(Note to Chinese-speaking Magooshers: This post may interest you, because it looks at the importance of China in the business world. But it’s probably not too educational for you personally. You already can understand Chinese English, I’m sure! While this post is for non Chinese speakers, Magoosh also has some posts just for you. Check them out here and here.)
The TOEFL itself focuses on the accents of native English speakers, with an emphasis on North American English. However, for many international students and workers, English is far bigger than just the “native” varieties. Business students and businesspeople especially need to be able to understand many different kinds of English accents. Business has become more global than ever, and English is the international language of commerce in modern times.
China, with its massive population, its wealth of resources, and its rapidly growing economy, just might be the biggest player in global business right now. Because of this, many of my non-Chinese ESL students ask me for help in understanding Chinese accents. I’ve been lucky enough to work with a lot of Chinese English speakers in my own global trade—international education. In fact, the Chinese accent is probably the “non-native” variety of English that I’m most comfortable with.
For many non-Chinese ESL speakers, however, the Chinese accent can be a little hard to follow. This is especially true for business students and recent graduates who are not from East Asia and don’t have much past business experience with East Asian companies.
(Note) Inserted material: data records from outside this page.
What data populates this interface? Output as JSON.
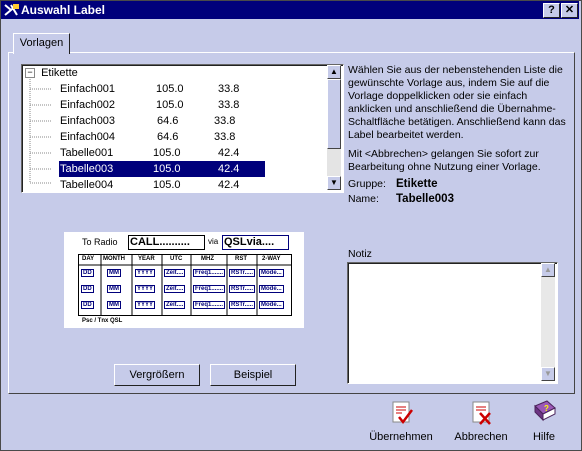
{
  "window": {
    "title": "Auswahl Label",
    "help_btn": "?",
    "close_btn": "✕"
  },
  "tabs": [
    {
      "label": "Vorlagen"
    }
  ],
  "tree": {
    "root": "Etikette",
    "items": [
      {
        "name": "Einfach001",
        "w": "105.0",
        "h": "33.8",
        "selected": false
      },
      {
        "name": "Einfach002",
        "w": "105.0",
        "h": "33.8",
        "selected": false
      },
      {
        "name": "Einfach003",
        "w": "64.6",
        "h": "33.8",
        "selected": false
      },
      {
        "name": "Einfach004",
        "w": "64.6",
        "h": "33.8",
        "selected": false
      },
      {
        "name": "Tabelle001",
        "w": "105.0",
        "h": "42.4",
        "selected": false
      },
      {
        "name": "Tabelle003",
        "w": "105.0",
        "h": "42.4",
        "selected": true
      },
      {
        "name": "Tabelle004",
        "w": "105.0",
        "h": "42.4",
        "selected": false
      }
    ]
  },
  "description": {
    "p1": "Wählen Sie aus der nebenstehenden Liste die gewünschte Vorlage aus, indem Sie auf die Vorlage doppelklicken oder sie einfach anklicken und anschließend die Übernahme-Schaltfläche betätigen.        Anschließend kann das Label bearbeitet werden.",
    "p2": "Mit <Abbrechen> gelangen Sie sofort zur Bearbeitung ohne Nutzung einer Vorlage.",
    "group_label": "Gruppe:",
    "group_value": "Etikette",
    "name_label": "Name:",
    "name_value": "Tabelle003"
  },
  "preview": {
    "to_radio": "To Radio",
    "call": "CALL..........",
    "via": "via",
    "qsl_via": "QSLvia....",
    "headers": [
      "DAY",
      "MONTH",
      "YEAR",
      "UTC",
      "MHZ",
      "RST",
      "2-WAY"
    ],
    "cells": [
      "DD",
      "MM",
      "YYYY",
      "Zeit....",
      "Freq1.......",
      "RSTr.....",
      "Mode..."
    ],
    "footer": "Psc / Tnx   QSL"
  },
  "notiz": {
    "label": "Notiz",
    "value": ""
  },
  "buttons": {
    "enlarge": "Vergrößern",
    "example": "Beispiel"
  },
  "actions": {
    "accept": "Übernehmen",
    "cancel": "Abbrechen",
    "help": "Hilfe"
  }
}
As you listen to Chinese-accented English, it’s important to remember some of its key characteristics. Consonant sounds in gender pronouns are sometimes misspoken. Voiced consonant sounds are expressed differently in Chinese compared to English too, as are consonant sounds at the ends of syllables. English also has more vowel sounds than Mandarin or Cantonese Chinese—and different ones. So Chinese speakers of English often speak with less distinct vowel sounds, and vowel usage that is different from native English.
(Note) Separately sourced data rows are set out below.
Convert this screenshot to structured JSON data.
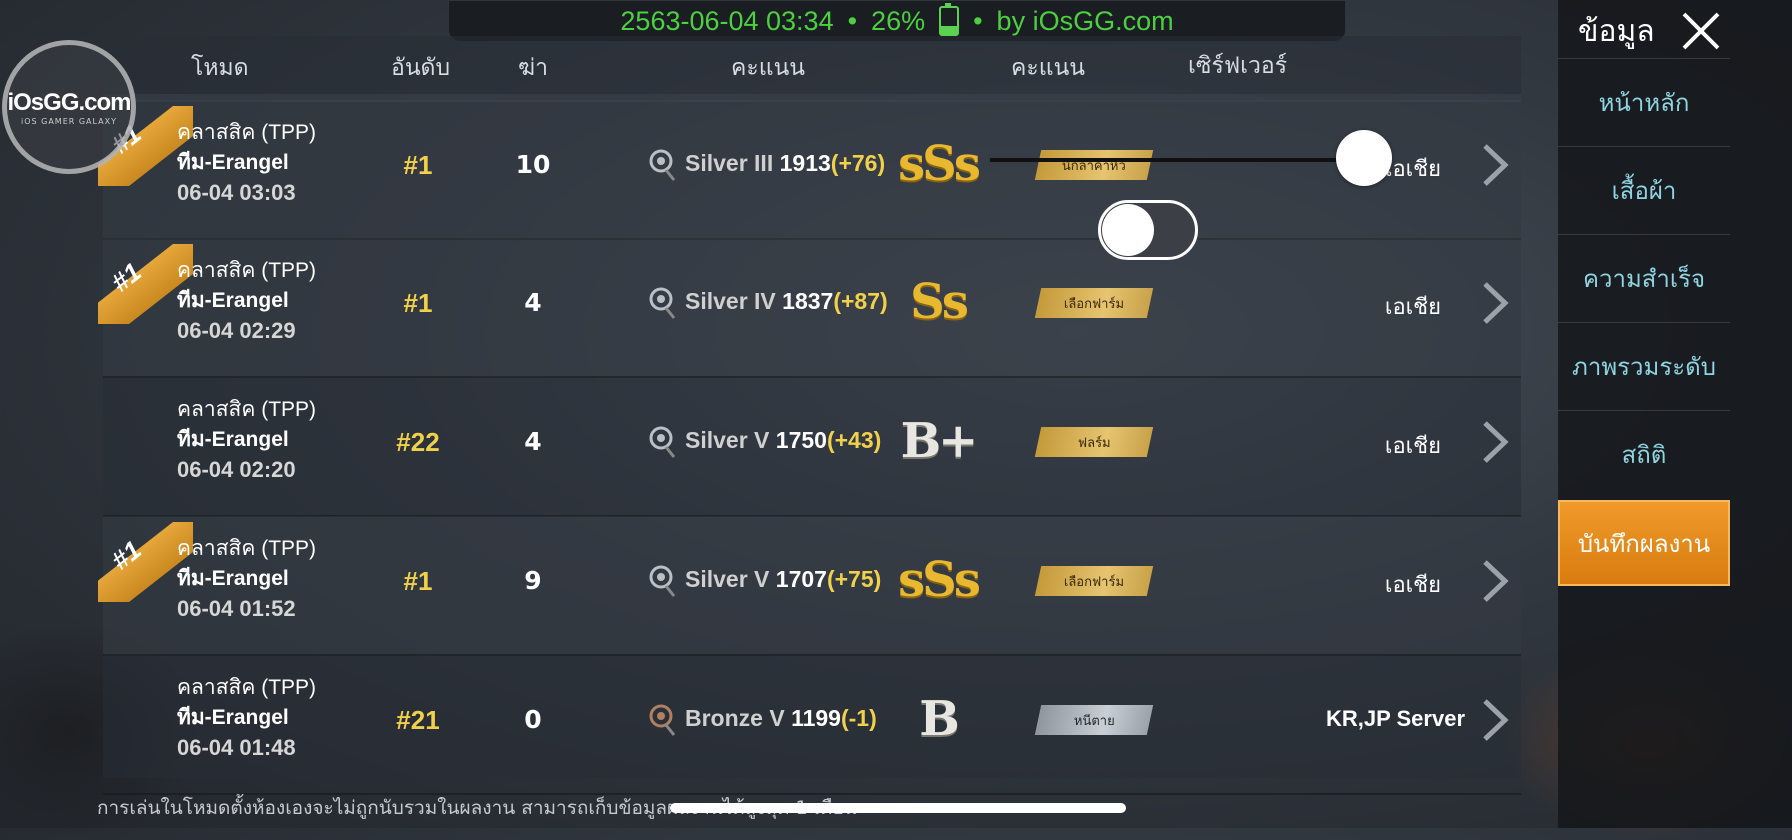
{
  "status": {
    "datetime": "2563-06-04 03:34",
    "battery": "26%",
    "credit": "by iOsGG.com",
    "bullet": "•"
  },
  "logo": {
    "main": "iOsGG.com",
    "sub": "iOS GAMER GALAXY"
  },
  "header": {
    "mode": "โหมด",
    "rank": "อันดับ",
    "kills": "ฆ่า",
    "score": "คะแนน",
    "rating": "คะแนน",
    "server": "เซิร์ฟเวอร์"
  },
  "rows": [
    {
      "chicken": "#1",
      "mode": "คลาสสิค (TPP)",
      "map": "ทีม-Erangel",
      "date": "06-04 03:03",
      "rank": "#1",
      "kills": "10",
      "tier": "Silver III",
      "points": "1913",
      "delta": "(+76)",
      "grade": "sSs",
      "badge": "นักล่าค่าหัว",
      "server": "เอเชีย"
    },
    {
      "chicken": "#1",
      "mode": "คลาสสิค (TPP)",
      "map": "ทีม-Erangel",
      "date": "06-04 02:29",
      "rank": "#1",
      "kills": "4",
      "tier": "Silver IV",
      "points": "1837",
      "delta": "(+87)",
      "grade": "Ss",
      "badge": "เลือกฟาร์ม",
      "server": "เอเชีย"
    },
    {
      "chicken": "",
      "mode": "คลาสสิค (TPP)",
      "map": "ทีม-Erangel",
      "date": "06-04 02:20",
      "rank": "#22",
      "kills": "4",
      "tier": "Silver V",
      "points": "1750",
      "delta": "(+43)",
      "grade": "B+",
      "badge": "ฟลร์ม",
      "server": "เอเชีย"
    },
    {
      "chicken": "#1",
      "mode": "คลาสสิค (TPP)",
      "map": "ทีม-Erangel",
      "date": "06-04 01:52",
      "rank": "#1",
      "kills": "9",
      "tier": "Silver V",
      "points": "1707",
      "delta": "(+75)",
      "grade": "sSs",
      "badge": "เลือกฟาร์ม",
      "server": "เอเชีย"
    },
    {
      "chicken": "",
      "mode": "คลาสสิค (TPP)",
      "map": "ทีม-Erangel",
      "date": "06-04 01:48",
      "rank": "#21",
      "kills": "0",
      "tier": "Bronze V",
      "points": "1199",
      "delta": "(-1)",
      "grade": "B",
      "badge": "หนีตาย",
      "server": "KR,JP Server"
    }
  ],
  "footer": "การเล่นในโหมดตั้งห้องเองจะไม่ถูกนับรวมในผลงาน สามารถเก็บข้อมูลผลงานได้สูงสุด 1 เดือน",
  "sidebar": {
    "title": "ข้อมูล",
    "items": [
      "หน้าหลัก",
      "เสื้อผ้า",
      "ความสำเร็จ",
      "ภาพรวมระดับ",
      "สถิติ",
      "บันทึกผลงาน"
    ],
    "active_index": 5
  },
  "colors": {
    "accent": "#f2d14a",
    "active_tab": "#e88a1a",
    "status_text": "#4cd040",
    "sidebar_link": "#8fd4e0"
  }
}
And of course, like all non-native English speakers, Chinese speakers have a different intonation in their own native language. So the sound of connected speech in Chinese English will be different from that of Native English and from that of other languages. Chinese is much more tonal than English, which is almost monotone in comparison. And the Chinese rhythm of speech is syllable-based, while English rhythm is based more on phrases, sentences, and longer segments of speech. Because of these differences, Chinese English may sound like it has a “twang”—an almost musical change in tones not found in native English. And Chinese can also sound a lot more choppy. People who are used to less syllabic language may have trouble following the more abrupt syllable use in strongly accented Chinese English.
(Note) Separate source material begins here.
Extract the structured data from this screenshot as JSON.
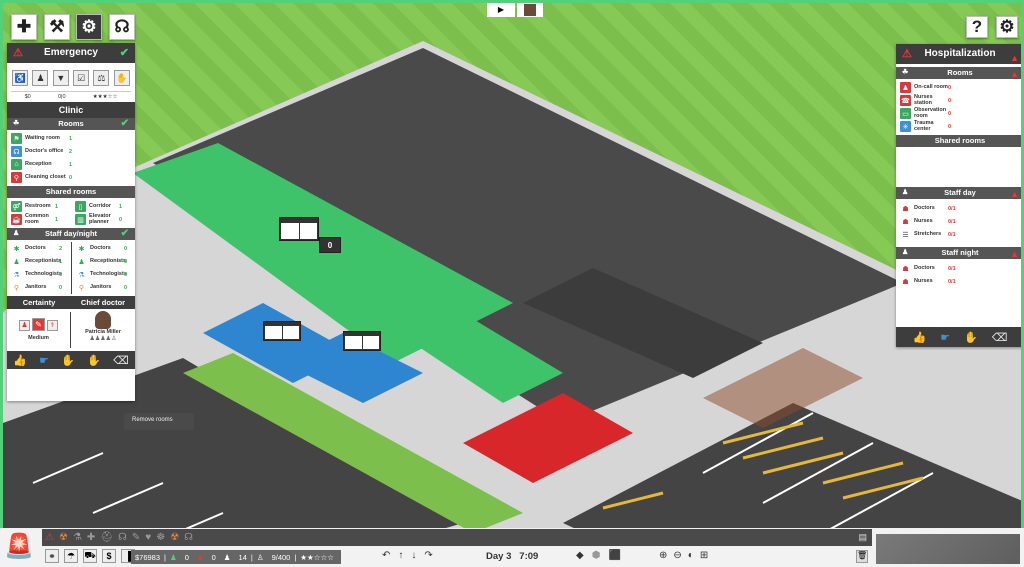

When my business English students ask for help understanding Chinese accents, I often have them listen to interviews with Jackie Chan. Jackie Chan is a major movie star in the U.S. and China, and he has been speaking both Mandarin and Cantonese Chinese for most of his life. Chan did an interview with Canadian talk show host George Stroumboulopoulos (call him “Strombo” for short) that’s especially good. George has a charming conversational tone, and Jackie is both funny and fascinating as he talks about his life and his global business—show business!
I’ve created a transcript of the video that you can use to check your own comprehension during your listening practice. I originally was going to transcript just half of this 24 minute video, so that you could really test your comprehension in the second half, and try to understand everything on your own. But I couldn’t resist transcripting all the way up to the 16 minute mark. That way I include a text version of Jackie Chan’s stories of his adventures in Australia before he became really famous. This is all really great stuff. Learn, and enjoy!